"Dark, tender, gruesome, evocative, funny — sometimes all in the same story: It's hard to pin down Lansdale's fiction. . . . there's one thing that pulls all these disparate stories together. Lansdale's voice."
— Charles de Lint, The Magazine of Fantasy & Science Fiction, September 2004
"When you finish one [of these 26 stories], you can't help but reach for another one."
— CNN.com Entertainment News, May 10, 2004
In Lansdale's own words, this collection, and the previous collection High Cotton, "are, to date, the definitive volumes of my short work." Bumper Crop, like High Cotton, showcases some of the favorite Lansdale stories, most of which are out of print. These twenty-six stories contain some of Lansdale's most violent dark horror: "God of the Razor," where the dark god behind serial killers is introduced. A martial arts fight to the death, between a reluctant champion and a sadistic alpha-male, the ultimate "Master of Misery," clearly defines good and evil, but does good EVER win? Why would a man live and work in "The Dump," unless he had a special junkyard "dog" to care for? And human sacrifice, to insure prosperity, or as a coming-of-age ritual, are themes of "On a Dark October" and "Duck Hunt." And the influence of Bradbury is evident in "The Fat Man," where young boys learn, the hard way, that some mysteries should not be investigated. And what drives a serial killer, and what does he do on his nocturnal "Walks?" And why is "Old Charlie" such a good fisherman?
Many of the stories are truly weird tales, such as the story of false teeth with an appetite, in "Chompers." "Billie Sue" is away, so her mate will play with the available woman next door, for awhile; but Billie Sue is only a few spadefuls of earth away. "The Shaggy House" needs more than a facelift — it needs something more, and it decides to fulfill its needs on a quiet street, peopled by retirees.
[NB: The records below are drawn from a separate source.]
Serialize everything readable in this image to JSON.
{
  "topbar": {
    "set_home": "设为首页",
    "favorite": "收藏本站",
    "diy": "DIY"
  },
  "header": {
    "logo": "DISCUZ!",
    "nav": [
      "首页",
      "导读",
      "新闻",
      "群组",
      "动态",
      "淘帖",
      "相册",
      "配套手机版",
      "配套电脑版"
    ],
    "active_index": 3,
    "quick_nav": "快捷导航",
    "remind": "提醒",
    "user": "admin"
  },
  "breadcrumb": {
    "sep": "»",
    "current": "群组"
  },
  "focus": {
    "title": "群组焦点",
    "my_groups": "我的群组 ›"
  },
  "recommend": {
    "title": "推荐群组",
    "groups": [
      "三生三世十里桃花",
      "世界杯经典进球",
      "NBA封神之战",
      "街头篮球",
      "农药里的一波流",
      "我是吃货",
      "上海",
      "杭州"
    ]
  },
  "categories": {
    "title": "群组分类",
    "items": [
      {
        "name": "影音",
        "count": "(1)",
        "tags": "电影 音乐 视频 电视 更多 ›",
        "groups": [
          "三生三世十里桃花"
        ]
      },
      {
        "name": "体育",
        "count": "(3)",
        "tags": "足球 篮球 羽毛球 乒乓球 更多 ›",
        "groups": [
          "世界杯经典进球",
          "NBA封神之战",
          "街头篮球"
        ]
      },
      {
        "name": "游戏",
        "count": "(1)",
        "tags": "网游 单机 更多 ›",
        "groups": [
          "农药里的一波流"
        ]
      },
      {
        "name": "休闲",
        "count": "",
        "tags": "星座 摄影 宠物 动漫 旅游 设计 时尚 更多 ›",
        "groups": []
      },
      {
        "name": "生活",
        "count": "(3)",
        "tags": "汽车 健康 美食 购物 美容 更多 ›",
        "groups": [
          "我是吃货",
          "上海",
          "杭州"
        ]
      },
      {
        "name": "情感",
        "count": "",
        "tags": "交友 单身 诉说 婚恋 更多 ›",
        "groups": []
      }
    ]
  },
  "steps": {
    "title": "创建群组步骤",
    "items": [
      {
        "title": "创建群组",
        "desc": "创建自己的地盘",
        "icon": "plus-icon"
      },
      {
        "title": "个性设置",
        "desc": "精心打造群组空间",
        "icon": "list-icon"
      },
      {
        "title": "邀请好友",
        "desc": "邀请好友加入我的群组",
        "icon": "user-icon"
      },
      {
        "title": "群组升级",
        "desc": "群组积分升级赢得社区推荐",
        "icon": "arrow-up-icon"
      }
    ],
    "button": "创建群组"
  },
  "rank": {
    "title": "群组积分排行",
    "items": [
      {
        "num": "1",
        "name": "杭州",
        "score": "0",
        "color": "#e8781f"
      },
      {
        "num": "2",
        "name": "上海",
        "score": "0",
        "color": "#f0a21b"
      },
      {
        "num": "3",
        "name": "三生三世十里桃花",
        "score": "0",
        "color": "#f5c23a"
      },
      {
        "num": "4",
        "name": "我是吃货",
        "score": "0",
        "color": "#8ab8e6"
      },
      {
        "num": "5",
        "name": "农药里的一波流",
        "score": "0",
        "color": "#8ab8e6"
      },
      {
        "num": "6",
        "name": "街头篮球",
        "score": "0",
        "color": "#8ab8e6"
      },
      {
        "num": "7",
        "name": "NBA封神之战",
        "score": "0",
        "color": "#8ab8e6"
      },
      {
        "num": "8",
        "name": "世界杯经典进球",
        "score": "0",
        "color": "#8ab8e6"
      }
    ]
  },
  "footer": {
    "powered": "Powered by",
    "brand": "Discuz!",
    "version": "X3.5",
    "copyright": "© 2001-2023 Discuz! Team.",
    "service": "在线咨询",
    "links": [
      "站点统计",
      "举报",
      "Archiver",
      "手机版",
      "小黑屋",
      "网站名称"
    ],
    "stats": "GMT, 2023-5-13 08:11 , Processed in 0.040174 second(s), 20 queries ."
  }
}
Writers and writer-hopefuls will appreciate "Bestsellers Guaranteed," where the secret of becoming a bestselling author is finally revealed, and the price of such.
A truly sad tale describes one of the many costs of discrimination, and makes one wonder why you hardly ever see a black "Cowboy," at least in the popular Western literature.
These, and the other thirteen stories, all have individual introductions by Lansdale, where he explains the humorous, weird, and sometimes sad genesis for each story.
Cover art by John Picacio.
"In his foreword to this chicken-fried and jalapeņo-laced story collection, a follow-up to High Cotton (2000), Lansdale describes these 26 tales as graduates from the 'twist and surprise and ain't that damn weird school.' He's about right."
— Publishers Weekly, February 16, 2004
Trade Paperback Reprint, ISBN: 1-930846-33-9
Out of Print!
Note — All reviews refer to the original hardcover edition:
Read the Booklist review
Read the CNN.com Entertainment News review
Read Charles de Lint's review in the Magazine of Fantasy & Science Fiction
Read Paula Guran's review in Cemetary Dance
Read the Ghoti Magazine review
Read the Publishers Weekly review
Read the SFSite review
Read the Ticonderoga Online review
Read the review on The Green Man Review
View the wraparound dust jacket art and original sketch by John Picacio